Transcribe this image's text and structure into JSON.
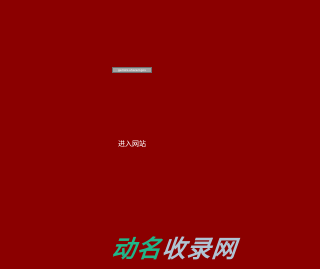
{
  "banner": {
    "text": "gemini-shared.gov"
  },
  "enter_link": {
    "label": "进入网站"
  },
  "watermark": {
    "part_a": "动名",
    "part_b": "收录网"
  },
  "colors": {
    "page_background": "#8b0000",
    "watermark_green": "#1fb78a",
    "watermark_grey": "#b0c4d4"
  }
}
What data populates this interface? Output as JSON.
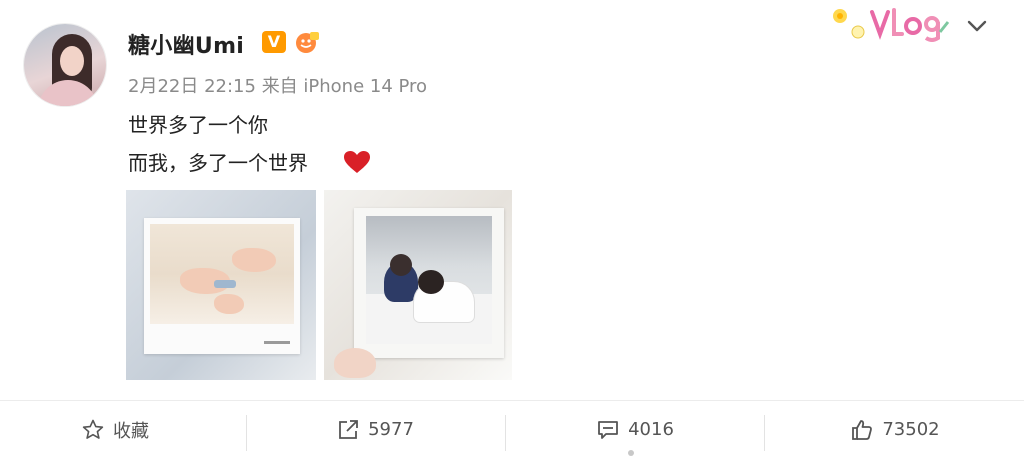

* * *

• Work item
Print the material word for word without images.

• Answer space
Transcribe this image's text and structure into JSON.
{
  "banner": {
    "text": "gemini-shared.gov"
  },
  "enter_link": {
    "label": "进入网站"
  },
  "watermark": {
    "part_a": "动名",
    "part_b": "收录网"
  },
  "colors": {
    "page_background": "#8b0000",
    "watermark_green": "#1fb78a",
    "watermark_grey": "#b0c4d4"
  }
}
What data populates this interface? Output as JSON.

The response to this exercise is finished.